-- To do --
Copy out all the lines of the data that hold the word "bonsai".

▬▬▬▬▬▬

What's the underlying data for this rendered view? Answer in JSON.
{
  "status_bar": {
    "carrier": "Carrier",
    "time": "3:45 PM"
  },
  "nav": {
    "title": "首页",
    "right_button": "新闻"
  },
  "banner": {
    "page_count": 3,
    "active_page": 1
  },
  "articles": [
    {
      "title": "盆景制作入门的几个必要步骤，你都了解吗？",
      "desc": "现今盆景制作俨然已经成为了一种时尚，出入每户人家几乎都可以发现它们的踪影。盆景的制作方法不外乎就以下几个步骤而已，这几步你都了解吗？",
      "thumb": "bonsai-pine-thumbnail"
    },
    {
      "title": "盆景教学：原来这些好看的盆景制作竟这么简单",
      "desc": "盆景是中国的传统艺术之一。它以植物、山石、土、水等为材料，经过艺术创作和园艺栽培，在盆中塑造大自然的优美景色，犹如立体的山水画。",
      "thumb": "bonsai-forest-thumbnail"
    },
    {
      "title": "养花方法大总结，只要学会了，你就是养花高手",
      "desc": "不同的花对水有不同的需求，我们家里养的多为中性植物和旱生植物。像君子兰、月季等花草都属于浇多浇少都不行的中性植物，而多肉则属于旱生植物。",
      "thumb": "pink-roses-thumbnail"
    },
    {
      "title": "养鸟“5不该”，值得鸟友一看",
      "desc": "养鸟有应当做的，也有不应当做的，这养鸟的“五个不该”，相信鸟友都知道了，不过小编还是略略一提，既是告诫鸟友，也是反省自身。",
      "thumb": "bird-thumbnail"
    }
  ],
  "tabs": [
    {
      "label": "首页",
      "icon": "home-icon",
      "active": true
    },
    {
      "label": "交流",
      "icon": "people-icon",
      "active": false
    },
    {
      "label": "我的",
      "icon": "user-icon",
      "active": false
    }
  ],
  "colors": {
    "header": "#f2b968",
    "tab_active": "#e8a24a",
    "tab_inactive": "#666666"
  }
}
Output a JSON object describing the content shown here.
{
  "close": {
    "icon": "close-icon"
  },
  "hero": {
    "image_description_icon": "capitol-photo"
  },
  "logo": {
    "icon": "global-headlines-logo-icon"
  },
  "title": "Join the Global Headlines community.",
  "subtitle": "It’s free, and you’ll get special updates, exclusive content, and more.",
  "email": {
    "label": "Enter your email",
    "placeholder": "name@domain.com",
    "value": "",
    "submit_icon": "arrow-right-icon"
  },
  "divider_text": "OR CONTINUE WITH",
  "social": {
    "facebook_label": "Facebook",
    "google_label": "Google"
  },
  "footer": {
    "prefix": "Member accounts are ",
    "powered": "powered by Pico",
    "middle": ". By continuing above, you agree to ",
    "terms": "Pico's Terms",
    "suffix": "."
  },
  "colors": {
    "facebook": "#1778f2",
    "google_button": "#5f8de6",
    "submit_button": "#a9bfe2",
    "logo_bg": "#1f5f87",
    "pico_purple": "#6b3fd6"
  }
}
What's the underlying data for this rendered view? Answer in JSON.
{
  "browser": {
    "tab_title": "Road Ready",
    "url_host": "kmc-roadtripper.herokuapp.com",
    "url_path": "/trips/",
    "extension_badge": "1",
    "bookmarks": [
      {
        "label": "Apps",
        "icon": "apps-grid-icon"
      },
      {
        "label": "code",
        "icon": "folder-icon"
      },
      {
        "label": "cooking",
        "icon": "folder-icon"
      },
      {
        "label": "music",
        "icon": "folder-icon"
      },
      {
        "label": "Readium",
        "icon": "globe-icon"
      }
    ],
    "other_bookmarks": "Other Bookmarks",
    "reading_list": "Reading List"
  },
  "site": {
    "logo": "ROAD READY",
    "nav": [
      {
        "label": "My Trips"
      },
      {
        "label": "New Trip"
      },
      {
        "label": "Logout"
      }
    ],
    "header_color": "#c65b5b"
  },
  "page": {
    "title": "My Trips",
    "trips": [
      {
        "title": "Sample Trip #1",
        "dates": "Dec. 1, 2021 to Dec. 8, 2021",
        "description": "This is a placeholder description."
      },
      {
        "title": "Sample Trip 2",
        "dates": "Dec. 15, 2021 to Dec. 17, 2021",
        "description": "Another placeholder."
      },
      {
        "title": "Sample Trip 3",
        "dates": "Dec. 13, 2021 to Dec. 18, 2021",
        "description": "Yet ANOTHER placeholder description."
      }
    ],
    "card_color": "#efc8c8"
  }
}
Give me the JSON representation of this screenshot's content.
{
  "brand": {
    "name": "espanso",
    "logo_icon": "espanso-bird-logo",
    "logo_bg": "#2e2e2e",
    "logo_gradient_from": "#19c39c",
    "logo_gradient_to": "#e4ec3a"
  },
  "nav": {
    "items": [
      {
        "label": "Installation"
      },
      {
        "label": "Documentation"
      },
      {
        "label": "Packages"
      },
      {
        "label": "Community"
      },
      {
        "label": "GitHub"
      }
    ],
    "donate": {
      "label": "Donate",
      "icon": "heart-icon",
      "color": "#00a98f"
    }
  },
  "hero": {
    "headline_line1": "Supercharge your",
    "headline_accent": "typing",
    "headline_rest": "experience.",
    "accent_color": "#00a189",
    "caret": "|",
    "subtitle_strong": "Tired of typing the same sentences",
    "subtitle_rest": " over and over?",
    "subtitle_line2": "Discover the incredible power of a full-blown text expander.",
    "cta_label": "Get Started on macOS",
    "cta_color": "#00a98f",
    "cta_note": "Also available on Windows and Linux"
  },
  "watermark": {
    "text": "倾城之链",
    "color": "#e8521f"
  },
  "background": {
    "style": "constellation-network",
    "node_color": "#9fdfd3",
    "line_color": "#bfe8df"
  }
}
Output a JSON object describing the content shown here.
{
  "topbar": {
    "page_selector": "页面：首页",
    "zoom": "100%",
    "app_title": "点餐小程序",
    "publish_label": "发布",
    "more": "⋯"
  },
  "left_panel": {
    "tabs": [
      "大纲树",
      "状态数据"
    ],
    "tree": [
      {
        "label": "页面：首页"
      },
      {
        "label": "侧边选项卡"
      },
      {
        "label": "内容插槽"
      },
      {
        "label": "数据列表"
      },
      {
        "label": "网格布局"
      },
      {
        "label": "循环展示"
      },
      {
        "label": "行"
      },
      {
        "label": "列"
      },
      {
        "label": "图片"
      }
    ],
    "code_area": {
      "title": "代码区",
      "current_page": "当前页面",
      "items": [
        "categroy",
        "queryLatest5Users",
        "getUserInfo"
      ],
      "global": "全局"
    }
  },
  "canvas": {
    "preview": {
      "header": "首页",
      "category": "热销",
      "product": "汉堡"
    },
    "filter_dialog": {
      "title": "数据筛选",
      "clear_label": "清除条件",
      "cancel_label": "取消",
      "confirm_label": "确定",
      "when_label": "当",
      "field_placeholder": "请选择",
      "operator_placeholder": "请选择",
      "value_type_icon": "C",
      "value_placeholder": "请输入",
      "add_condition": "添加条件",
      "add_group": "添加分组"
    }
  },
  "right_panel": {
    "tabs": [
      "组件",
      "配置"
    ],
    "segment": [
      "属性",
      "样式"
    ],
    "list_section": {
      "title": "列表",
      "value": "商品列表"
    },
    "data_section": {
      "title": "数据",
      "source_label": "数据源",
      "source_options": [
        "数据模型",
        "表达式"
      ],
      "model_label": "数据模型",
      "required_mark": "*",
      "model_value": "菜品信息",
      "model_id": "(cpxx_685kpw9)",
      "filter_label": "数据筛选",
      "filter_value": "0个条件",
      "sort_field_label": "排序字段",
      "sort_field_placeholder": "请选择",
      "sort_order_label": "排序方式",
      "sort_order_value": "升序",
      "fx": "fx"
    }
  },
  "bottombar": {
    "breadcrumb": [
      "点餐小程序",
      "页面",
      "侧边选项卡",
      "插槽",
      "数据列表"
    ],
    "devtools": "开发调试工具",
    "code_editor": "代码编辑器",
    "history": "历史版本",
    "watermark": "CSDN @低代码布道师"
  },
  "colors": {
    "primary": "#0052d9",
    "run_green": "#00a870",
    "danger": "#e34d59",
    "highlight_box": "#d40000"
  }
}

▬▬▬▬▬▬

-- The answer --
      "thumb": "bonsai-pine-thumbnail"
      "thumb": "bonsai-forest-thumbnail"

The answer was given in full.